A key UKTC theme is promotion of the cascade of information, understanding and guidance from fundamental DNS and LES research to the CFD modelling needed by industry. Such work has been aided by the European Research Community on Flow Turbulence & Combustion CFD best practice initiatives, and in particular the establishment of the QNET Knowledge Base data repository hosted by the Centre for Flow Modelling & Simulation ( http://cfms.org.uk ), which has led to the identification of a series of key industrial Application Challenge flows, each defined by a set of Underlying Flow Regimes that need to be accurately captured. Building partly on earlier UKTC work, Professors J.C.R. Hunt & M. Savill have established a simple four-parameter description, for mapping turbulent and transitional flows to the correct level of CFD modelling, that can provide a theoretical framework for application of the Knowledge Base. More recent UKTC activities have successfully quantified initial empirical estimates for two of the key parameters (the degree of non- localness and non-equilibrium) for a first set of simple shear flows, and so placed the original ‘Hunt-Savill’ Map on a firmer footing. An aim now is to use simulation data from all the current UKTC Work Packages to quantify representative time, length-scale, straining, and Gaussianity parameters for a much larger set of Underlying Flow Regimes.

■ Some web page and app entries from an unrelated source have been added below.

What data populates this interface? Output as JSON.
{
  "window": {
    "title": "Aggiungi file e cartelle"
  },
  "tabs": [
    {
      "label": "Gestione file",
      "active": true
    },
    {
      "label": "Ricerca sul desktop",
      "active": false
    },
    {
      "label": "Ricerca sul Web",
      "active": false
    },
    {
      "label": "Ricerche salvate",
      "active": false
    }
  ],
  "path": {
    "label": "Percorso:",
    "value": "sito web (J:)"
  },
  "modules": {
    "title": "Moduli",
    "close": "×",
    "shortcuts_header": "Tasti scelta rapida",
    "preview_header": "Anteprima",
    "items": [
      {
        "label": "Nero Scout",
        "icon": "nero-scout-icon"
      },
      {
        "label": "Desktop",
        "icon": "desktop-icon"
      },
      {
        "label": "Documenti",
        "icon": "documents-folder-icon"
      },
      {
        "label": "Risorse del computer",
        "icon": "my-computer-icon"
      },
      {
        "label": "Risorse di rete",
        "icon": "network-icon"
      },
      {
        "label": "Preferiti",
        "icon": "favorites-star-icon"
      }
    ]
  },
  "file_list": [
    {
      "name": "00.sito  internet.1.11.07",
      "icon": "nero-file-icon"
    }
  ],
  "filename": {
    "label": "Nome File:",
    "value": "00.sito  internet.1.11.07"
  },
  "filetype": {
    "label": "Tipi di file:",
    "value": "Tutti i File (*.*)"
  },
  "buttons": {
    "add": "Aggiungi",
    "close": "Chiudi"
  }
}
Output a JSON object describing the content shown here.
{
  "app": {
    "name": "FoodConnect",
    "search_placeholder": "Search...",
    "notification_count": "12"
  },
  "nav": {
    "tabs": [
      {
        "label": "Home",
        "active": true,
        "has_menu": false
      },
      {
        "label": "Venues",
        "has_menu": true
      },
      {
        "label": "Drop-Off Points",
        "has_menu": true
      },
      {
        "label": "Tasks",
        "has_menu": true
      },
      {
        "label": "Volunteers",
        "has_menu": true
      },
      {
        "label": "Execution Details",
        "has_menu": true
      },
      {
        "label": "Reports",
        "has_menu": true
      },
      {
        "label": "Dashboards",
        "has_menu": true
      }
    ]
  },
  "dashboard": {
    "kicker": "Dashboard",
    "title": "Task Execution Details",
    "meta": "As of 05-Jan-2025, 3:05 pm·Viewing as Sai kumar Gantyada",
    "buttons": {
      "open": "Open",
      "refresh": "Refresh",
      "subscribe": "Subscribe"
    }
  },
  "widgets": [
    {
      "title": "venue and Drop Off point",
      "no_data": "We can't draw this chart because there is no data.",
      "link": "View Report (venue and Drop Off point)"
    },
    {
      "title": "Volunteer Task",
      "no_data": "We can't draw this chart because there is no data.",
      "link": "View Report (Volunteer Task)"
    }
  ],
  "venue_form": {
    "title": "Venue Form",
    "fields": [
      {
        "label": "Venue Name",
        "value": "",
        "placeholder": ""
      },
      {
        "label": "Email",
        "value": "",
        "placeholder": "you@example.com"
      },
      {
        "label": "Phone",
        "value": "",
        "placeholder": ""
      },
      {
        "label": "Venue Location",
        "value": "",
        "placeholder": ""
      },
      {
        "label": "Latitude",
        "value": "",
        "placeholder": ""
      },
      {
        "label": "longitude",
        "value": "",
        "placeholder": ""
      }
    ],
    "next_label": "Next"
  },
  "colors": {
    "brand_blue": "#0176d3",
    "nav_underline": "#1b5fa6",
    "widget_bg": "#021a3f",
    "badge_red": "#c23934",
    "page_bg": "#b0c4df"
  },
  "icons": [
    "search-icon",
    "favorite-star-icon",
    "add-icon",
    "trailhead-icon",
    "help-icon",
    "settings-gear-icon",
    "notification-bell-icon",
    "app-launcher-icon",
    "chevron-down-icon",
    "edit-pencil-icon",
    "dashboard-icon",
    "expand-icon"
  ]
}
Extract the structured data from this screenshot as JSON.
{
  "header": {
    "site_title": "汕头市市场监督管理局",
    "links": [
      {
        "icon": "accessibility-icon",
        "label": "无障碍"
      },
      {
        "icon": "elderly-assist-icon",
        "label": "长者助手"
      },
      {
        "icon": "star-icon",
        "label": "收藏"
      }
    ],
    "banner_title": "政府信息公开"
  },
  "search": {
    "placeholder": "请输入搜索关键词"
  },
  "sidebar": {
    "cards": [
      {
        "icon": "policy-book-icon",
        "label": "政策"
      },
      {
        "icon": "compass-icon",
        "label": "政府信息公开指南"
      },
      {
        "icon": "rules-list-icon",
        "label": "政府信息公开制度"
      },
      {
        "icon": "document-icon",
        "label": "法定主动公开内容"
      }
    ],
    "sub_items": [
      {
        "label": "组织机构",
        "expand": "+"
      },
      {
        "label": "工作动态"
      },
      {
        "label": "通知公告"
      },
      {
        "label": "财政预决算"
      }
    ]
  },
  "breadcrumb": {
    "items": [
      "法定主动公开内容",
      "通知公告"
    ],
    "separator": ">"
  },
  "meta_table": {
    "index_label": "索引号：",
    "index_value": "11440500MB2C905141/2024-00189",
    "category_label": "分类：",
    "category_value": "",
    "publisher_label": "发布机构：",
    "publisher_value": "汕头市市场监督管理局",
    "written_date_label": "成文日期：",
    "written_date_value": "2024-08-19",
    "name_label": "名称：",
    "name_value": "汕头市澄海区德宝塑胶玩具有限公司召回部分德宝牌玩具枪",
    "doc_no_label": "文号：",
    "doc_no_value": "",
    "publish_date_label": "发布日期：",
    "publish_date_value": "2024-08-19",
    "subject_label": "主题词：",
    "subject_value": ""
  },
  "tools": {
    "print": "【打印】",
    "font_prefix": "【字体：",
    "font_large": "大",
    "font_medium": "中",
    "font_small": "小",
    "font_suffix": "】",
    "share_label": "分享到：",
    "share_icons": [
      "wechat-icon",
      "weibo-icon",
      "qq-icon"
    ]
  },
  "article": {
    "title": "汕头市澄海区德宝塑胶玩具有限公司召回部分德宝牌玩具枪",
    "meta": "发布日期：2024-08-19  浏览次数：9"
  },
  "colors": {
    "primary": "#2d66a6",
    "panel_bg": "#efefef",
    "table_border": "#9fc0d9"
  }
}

This work can thus contribute directly to the reinforcement of the widely-used ERCOFTAC Best Practice Guidelines for CFD modelling via the QNET CFD wiki ( http://qnet-ercoftac.cfms.org.uk ). In addition to the focus on RANS modelling guidance from DNS and LES across UKTC, this Work Package is also addressing how improved LES Sub-Grid Scale Models can be extracted from DNS, and how Simulations can be directly coupled to RANS within embedded-DNS and hybrid RANS-LES schemes using newly developed filtering and averaging techniques to allow industry to deploy simulation methods efficiently and effectively where they have been proved necessary to address flow physics sufficiently for accurate solutions.